■ **TASK STATEMENT**:
The answer must restate the records below word for word.

═══ DATA IN THIS EXERCISE ═══

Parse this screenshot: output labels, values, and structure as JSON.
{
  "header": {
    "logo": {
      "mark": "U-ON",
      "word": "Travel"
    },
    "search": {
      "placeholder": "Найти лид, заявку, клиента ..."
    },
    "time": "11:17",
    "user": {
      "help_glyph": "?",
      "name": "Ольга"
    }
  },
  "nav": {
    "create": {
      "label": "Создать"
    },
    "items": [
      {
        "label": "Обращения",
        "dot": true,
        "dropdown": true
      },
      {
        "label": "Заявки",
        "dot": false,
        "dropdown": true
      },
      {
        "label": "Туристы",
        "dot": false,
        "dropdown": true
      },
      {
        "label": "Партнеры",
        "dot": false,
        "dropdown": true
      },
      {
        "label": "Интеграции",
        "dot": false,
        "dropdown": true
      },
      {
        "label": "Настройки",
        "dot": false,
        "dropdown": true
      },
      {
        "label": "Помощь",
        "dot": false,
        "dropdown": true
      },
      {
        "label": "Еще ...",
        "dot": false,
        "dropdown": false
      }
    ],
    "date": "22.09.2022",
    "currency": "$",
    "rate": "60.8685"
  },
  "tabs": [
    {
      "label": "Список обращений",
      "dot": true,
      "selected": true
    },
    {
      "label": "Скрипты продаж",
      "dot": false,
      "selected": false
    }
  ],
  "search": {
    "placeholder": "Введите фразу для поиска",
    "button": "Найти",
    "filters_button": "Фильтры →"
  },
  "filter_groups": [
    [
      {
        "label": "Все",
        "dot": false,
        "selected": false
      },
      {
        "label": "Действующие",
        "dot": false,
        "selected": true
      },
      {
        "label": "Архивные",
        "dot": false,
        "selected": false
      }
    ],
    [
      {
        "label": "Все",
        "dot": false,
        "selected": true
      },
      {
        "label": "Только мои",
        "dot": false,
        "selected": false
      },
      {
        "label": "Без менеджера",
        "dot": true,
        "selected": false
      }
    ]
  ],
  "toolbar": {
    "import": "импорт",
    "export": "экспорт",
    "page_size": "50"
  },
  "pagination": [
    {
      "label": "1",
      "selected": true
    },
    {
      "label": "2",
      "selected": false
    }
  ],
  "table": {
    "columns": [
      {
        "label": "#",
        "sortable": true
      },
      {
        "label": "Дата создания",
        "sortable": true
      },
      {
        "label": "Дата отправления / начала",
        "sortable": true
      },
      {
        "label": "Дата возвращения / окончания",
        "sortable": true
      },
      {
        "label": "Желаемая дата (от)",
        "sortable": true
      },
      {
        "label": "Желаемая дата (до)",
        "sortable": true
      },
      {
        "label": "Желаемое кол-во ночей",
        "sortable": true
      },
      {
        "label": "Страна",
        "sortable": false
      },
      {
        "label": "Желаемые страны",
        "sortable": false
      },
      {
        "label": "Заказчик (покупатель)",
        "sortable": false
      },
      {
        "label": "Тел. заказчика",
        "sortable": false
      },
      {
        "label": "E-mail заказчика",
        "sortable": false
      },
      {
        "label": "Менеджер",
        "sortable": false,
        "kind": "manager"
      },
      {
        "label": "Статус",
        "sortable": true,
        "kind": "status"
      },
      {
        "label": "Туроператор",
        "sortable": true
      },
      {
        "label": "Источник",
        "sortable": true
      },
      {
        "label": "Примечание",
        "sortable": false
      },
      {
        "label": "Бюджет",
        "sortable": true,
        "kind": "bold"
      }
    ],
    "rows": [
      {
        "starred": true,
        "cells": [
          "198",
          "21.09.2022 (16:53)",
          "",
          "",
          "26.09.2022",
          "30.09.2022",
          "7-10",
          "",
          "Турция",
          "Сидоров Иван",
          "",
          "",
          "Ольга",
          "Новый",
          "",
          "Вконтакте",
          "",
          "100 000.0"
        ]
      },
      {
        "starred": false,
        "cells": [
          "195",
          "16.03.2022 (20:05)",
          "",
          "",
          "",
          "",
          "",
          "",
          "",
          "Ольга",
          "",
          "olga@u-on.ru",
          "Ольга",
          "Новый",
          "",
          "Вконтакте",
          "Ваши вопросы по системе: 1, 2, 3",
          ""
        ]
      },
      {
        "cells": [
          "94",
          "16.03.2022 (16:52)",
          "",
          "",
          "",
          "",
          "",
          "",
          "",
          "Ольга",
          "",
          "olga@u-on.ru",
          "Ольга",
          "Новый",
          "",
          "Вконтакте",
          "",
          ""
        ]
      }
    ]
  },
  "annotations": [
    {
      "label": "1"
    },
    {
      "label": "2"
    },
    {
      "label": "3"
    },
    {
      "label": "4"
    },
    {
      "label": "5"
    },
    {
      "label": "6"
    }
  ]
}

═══

■ **REPLY**:
Parse this screenshot: output labels, values, and structure as JSON.
{
  "header": {
    "logo": {
      "mark": "U-ON",
      "word": "Travel"
    },
    "search": {
      "placeholder": "Найти лид, заявку, клиента ..."
    },
    "time": "11:17",
    "user": {
      "help_glyph": "?",
      "name": "Ольга"
    }
  },
  "nav": {
    "create": {
      "label": "Создать"
    },
    "items": [
      {
        "label": "Обращения",
        "dot": true,
        "dropdown": true
      },
      {
        "label": "Заявки",
        "dot": false,
        "dropdown": true
      },
      {
        "label": "Туристы",
        "dot": false,
        "dropdown": true
      },
      {
        "label": "Партнеры",
        "dot": false,
        "dropdown": true
      },
      {
        "label": "Интеграции",
        "dot": false,
        "dropdown": true
      },
      {
        "label": "Настройки",
        "dot": false,
        "dropdown": true
      },
      {
        "label": "Помощь",
        "dot": false,
        "dropdown": true
      },
      {
        "label": "Еще ...",
        "dot": false,
        "dropdown": false
      }
    ],
    "date": "22.09.2022",
    "currency": "$",
    "rate": "60.8685"
  },
  "tabs": [
    {
      "label": "Список обращений",
      "dot": true,
      "selected": true
    },
    {
      "label": "Скрипты продаж",
      "dot": false,
      "selected": false
    }
  ],
  "search": {
    "placeholder": "Введите фразу для поиска",
    "button": "Найти",
    "filters_button": "Фильтры →"
  },
  "filter_groups": [
    [
      {
        "label": "Все",
        "dot": false,
        "selected": false
      },
      {
        "label": "Действующие",
        "dot": false,
        "selected": true
      },
      {
        "label": "Архивные",
        "dot": false,
        "selected": false
      }
    ],
    [
      {
        "label": "Все",
        "dot": false,
        "selected": true
      },
      {
        "label": "Только мои",
        "dot": false,
        "selected": false
      },
      {
        "label": "Без менеджера",
        "dot": true,
        "selected": false
      }
    ]
  ],
  "toolbar": {
    "import": "импорт",
    "export": "экспорт",
    "page_size": "50"
  },
  "pagination": [
    {
      "label": "1",
      "selected": true
    },
    {
      "label": "2",
      "selected": false
    }
  ],
  "table": {
    "columns": [
      {
        "label": "#",
        "sortable": true
      },
      {
        "label": "Дата создания",
        "sortable": true
      },
      {
        "label": "Дата отправления / начала",
        "sortable": true
      },
      {
        "label": "Дата возвращения / окончания",
        "sortable": true
      },
      {
        "label": "Желаемая дата (от)",
        "sortable": true
      },
      {
        "label": "Желаемая дата (до)",
        "sortable": true
      },
      {
        "label": "Желаемое кол-во ночей",
        "sortable": true
      },
      {
        "label": "Страна",
        "sortable": false
      },
      {
        "label": "Желаемые страны",
        "sortable": false
      },
      {
        "label": "Заказчик (покупатель)",
        "sortable": false
      },
      {
        "label": "Тел. заказчика",
        "sortable": false
      },
      {
        "label": "E-mail заказчика",
        "sortable": false
      },
      {
        "label": "Менеджер",
        "sortable": false,
        "kind": "manager"
      },
      {
        "label": "Статус",
        "sortable": true,
        "kind": "status"
      },
      {
        "label": "Туроператор",
        "sortable": true
      },
      {
        "label": "Источник",
        "sortable": true
      },
      {
        "label": "Примечание",
        "sortable": false
      },
      {
        "label": "Бюджет",
        "sortable": true,
        "kind": "bold"
      }
    ],
    "rows": [
      {
        "starred": true,
        "cells": [
          "198",
          "21.09.2022 (16:53)",
          "",
          "",
          "26.09.2022",
          "30.09.2022",
          "7-10",
          "",
          "Турция",
          "Сидоров Иван",
          "",
          "",
          "Ольга",
          "Новый",
          "",
          "Вконтакте",
          "",
          "100 000.0"
        ]
      },
      {
        "starred": false,
        "cells": [
          "195",
          "16.03.2022 (20:05)",
          "",
          "",
          "",
          "",
          "",
          "",
          "",
          "Ольга",
          "",
          "olga@u-on.ru",
          "Ольга",
          "Новый",
          "",
          "Вконтакте",
          "Ваши вопросы по системе: 1, 2, 3",
          ""
        ]
      },
      {
        "cells": [
          "94",
          "16.03.2022 (16:52)",
          "",
          "",
          "",
          "",
          "",
          "",
          "",
          "Ольга",
          "",
          "olga@u-on.ru",
          "Ольга",
          "Новый",
          "",
          "Вконтакте",
          "",
          ""
        ]
      }
    ]
  },
  "annotations": [
    {
      "label": "1"
    },
    {
      "label": "2"
    },
    {
      "label": "3"
    },
    {
      "label": "4"
    },
    {
      "label": "5"
    },
    {
      "label": "6"
    }
  ]
}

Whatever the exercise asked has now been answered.